Instructions to follow: Read through the data, and wherever a line holds the word "квартал", write that line out.

Provided records:
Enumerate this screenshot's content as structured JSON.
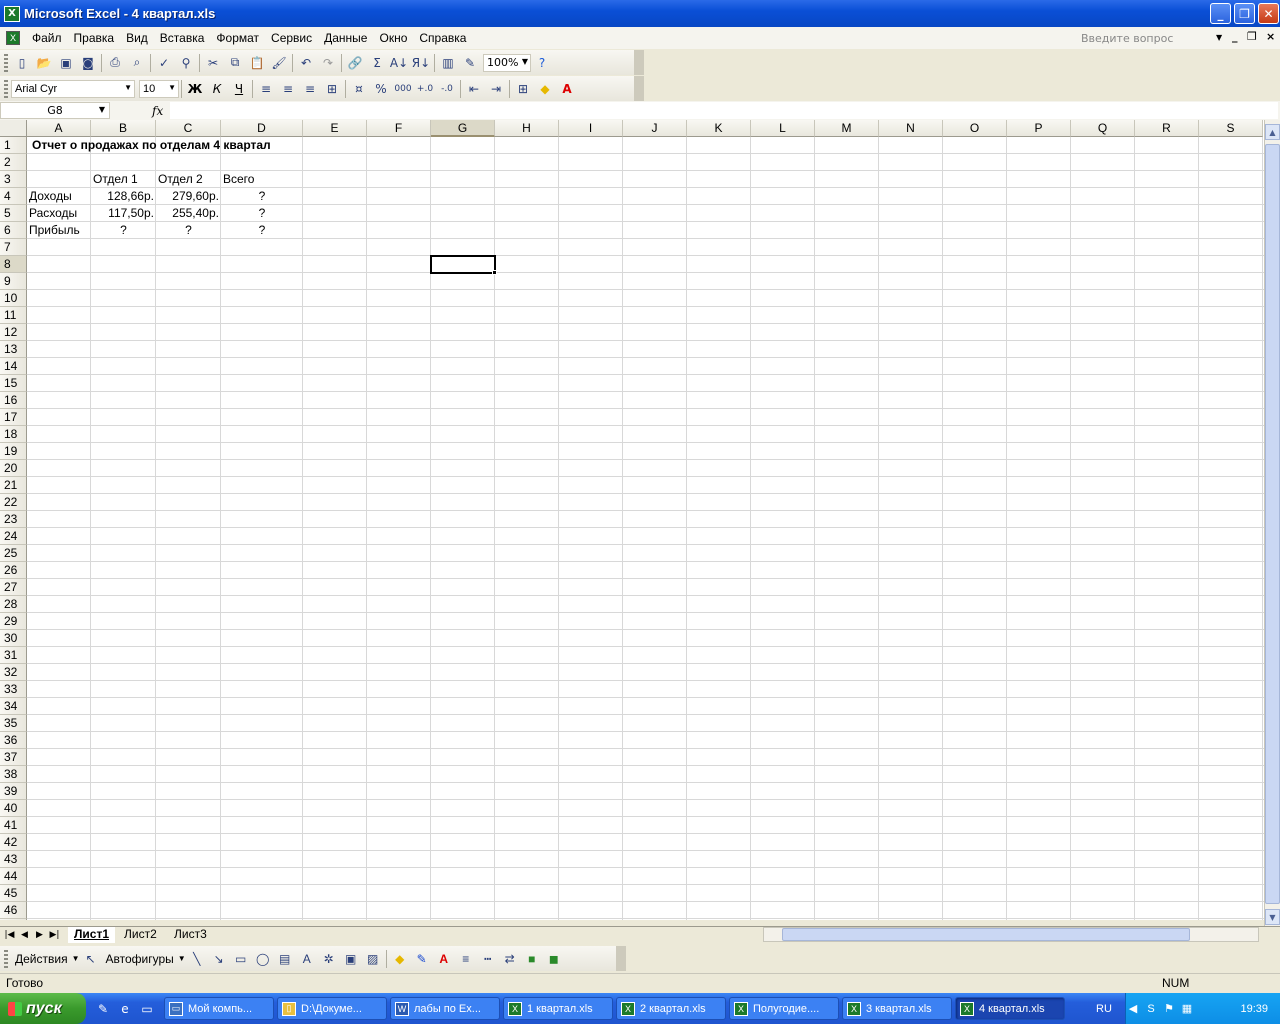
{
  "window": {
    "title": "Microsoft Excel - 4 квартал.xls"
  },
  "menu": {
    "items": [
      "Файл",
      "Правка",
      "Вид",
      "Вставка",
      "Формат",
      "Сервис",
      "Данные",
      "Окно",
      "Справка"
    ],
    "ask_placeholder": "Введите вопрос"
  },
  "toolbar": {
    "zoom": "100%",
    "font": "Arial Cyr",
    "size": "10",
    "bold": "Ж",
    "italic": "К",
    "underline": "Ч",
    "percent": "%",
    "thousands": "000",
    "sum": "Σ"
  },
  "formula_bar": {
    "name_box": "G8",
    "fx": "fx",
    "content": ""
  },
  "sheet": {
    "columns": [
      "A",
      "B",
      "C",
      "D",
      "E",
      "F",
      "G",
      "H",
      "I",
      "J",
      "K",
      "L",
      "M",
      "N",
      "O",
      "P",
      "Q",
      "R",
      "S"
    ],
    "selected_column": "G",
    "selected_row": 8,
    "row_count_visible": 46,
    "cells": {
      "A1": "Отчет о продажах по отделам 4 квартал",
      "B3": "Отдел 1",
      "C3": "Отдел 2",
      "D3": "Всего",
      "A4": "Доходы",
      "B4": "128,66р.",
      "C4": "279,60р.",
      "D4": "?",
      "A5": "Расходы",
      "B5": "117,50р.",
      "C5": "255,40р.",
      "D5": "?",
      "A6": "Прибыль",
      "B6": "?",
      "C6": "?",
      "D6": "?"
    }
  },
  "tabs": [
    "Лист1",
    "Лист2",
    "Лист3"
  ],
  "active_tab": "Лист1",
  "drawing": {
    "actions": "Действия",
    "autoshapes": "Автофигуры"
  },
  "status": {
    "ready": "Готово",
    "num": "NUM"
  },
  "taskbar": {
    "start": "пуск",
    "tasks": [
      "Мой компь...",
      "D:\\Докуме...",
      "лабы по Ex...",
      "1 квартал.xls",
      "2 квартал.xls",
      "Полугодие....",
      "3 квартал.xls",
      "4 квартал.xls"
    ],
    "active_task": "4 квартал.xls",
    "lang": "RU",
    "clock": "19:39"
  }
}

Response to the exercise:
    "title": "Microsoft Excel - 4 квартал.xls"
      "A1": "Отчет о продажах по отделам 4 квартал",
      "1 квартал.xls",
      "2 квартал.xls",
      "3 квартал.xls",
      "4 квартал.xls"
    "active_task": "4 квартал.xls",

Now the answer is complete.